Compromise. I've seen too many new moms settle back and expect that everyone and everything should now revolve around them. Never mind that your child-free friends might work until 10 p.m., might be taking care of sick pets, siblings, parents, or spouses. In other words, they might have stuff going on, too. If you want to see your friends, try meeting them halfway at a spot between your home and theirs. If you must stay home because of the kid, offer to send a taxi or car service to pick up your pal. Offer to pay for gas. Offer to cook dinner. Something. Yes, it's tough to get a babysitter, wah wah. But people without children also find it tough to put off work, spouses, parents, stepchildren, volunteering, and other obligations that they are putting off to spend time with you. Both parties need to make sacrifices, so stop acting like it's all about you.
Stop separating your mommy friends and non-mommy friends. This one always boggles me. New moms suddenly decide they have to make all new friends. And then the non-mom friends are totally excluded. Unless you plan on talking exclusively about diaper rash, preschools, and placenta recipes, why not invite some of your non-mommy friends and your mommy friends over together? There's nothing worse than a new mom who suddenly feels like everyone's uterus and vagina had to have had the exact same experience in order for everyone to get along.

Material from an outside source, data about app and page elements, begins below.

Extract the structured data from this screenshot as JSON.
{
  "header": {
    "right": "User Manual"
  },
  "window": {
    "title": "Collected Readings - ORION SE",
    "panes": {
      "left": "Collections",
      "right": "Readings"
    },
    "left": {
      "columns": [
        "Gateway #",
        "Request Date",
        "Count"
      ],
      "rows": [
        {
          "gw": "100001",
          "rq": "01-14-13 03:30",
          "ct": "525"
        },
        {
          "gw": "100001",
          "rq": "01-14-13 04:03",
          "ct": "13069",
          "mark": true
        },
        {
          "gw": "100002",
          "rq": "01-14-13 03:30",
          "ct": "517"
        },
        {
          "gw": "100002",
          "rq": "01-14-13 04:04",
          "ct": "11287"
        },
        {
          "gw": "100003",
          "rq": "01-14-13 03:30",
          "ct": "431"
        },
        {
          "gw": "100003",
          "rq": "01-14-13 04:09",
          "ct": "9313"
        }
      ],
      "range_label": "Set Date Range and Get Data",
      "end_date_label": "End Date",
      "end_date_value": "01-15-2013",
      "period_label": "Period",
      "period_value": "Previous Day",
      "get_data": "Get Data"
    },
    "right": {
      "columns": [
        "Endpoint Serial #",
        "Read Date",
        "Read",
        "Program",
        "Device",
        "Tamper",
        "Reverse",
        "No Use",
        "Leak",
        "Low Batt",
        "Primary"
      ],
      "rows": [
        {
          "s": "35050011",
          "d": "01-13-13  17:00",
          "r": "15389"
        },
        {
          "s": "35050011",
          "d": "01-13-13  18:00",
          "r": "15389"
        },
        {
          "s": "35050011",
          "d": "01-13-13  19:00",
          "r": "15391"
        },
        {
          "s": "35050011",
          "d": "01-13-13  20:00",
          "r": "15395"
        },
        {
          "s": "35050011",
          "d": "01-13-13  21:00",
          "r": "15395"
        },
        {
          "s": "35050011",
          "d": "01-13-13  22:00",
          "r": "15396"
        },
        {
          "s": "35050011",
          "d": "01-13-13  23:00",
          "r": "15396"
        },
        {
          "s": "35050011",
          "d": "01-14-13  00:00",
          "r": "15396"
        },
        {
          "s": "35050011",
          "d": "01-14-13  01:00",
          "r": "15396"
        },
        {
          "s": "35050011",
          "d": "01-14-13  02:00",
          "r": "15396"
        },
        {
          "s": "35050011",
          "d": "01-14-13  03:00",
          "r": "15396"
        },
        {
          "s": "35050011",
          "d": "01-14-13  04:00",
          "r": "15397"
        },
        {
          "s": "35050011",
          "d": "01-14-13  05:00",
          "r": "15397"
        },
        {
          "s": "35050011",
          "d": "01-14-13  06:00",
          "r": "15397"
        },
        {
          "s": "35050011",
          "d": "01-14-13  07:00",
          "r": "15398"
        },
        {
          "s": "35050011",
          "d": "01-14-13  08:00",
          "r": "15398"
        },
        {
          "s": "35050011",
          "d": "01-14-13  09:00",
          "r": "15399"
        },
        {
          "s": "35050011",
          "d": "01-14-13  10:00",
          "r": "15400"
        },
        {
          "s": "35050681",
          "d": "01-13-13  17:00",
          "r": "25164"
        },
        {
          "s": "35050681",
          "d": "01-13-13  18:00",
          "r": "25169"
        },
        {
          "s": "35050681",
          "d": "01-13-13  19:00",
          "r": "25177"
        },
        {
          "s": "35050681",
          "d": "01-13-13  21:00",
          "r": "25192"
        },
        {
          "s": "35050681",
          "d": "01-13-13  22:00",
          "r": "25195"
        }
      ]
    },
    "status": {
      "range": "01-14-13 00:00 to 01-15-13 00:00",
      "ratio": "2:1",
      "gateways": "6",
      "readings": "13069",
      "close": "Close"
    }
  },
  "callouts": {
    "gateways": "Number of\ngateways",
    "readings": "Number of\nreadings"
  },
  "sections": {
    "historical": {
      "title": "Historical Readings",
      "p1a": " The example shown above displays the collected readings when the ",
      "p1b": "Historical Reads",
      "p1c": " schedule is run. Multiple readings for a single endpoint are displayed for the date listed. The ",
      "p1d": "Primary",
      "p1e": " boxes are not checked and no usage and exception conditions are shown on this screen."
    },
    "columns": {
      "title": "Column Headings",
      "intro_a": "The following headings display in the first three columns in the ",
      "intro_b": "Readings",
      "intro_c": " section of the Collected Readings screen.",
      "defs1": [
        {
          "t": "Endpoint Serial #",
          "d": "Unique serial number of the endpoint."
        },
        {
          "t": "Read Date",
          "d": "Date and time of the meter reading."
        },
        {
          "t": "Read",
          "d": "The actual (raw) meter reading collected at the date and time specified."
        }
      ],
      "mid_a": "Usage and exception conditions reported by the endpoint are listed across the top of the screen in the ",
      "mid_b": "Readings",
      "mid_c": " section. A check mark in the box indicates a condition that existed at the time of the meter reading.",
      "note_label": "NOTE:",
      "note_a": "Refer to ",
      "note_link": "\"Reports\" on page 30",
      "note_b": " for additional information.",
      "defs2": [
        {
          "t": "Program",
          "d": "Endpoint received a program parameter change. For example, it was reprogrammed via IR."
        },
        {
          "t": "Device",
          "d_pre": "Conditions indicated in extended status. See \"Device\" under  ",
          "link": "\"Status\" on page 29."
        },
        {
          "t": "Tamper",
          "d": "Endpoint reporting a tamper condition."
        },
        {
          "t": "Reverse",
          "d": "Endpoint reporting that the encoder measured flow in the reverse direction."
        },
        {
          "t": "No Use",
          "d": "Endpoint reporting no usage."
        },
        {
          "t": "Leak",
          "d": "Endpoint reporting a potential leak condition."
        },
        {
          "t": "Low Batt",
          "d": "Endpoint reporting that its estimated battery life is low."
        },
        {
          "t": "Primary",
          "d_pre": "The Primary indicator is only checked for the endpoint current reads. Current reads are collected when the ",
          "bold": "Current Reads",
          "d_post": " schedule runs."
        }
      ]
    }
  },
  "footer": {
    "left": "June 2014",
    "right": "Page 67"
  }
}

Control your kid. If you've suddenly noticed that your child-free friends want absolutely nothing to do with you, you might want to take a good look at how your little pumpkin behaves. Is precious screeching at the top of his lungs every five seconds without the hint of a reprimand from you? Is she tearing around the house like a hellion while you smile indulgently? No one likes to be around a brat, and if you let your kid become one, then chances are that most people -- whether they have children or not -- will begin to screen your calls.
Find a hangout. Figure out if a local fun spot like a bar or restaurant is cool with your kid. Especially if you go early, plenty of places that aren't Chuck E. Cheese's are fine with a kid who gets a bit loud or runs around. Then meet your non-mom friends there and indulge in a glass or two.
What do you do to make sure you have a life post-baby?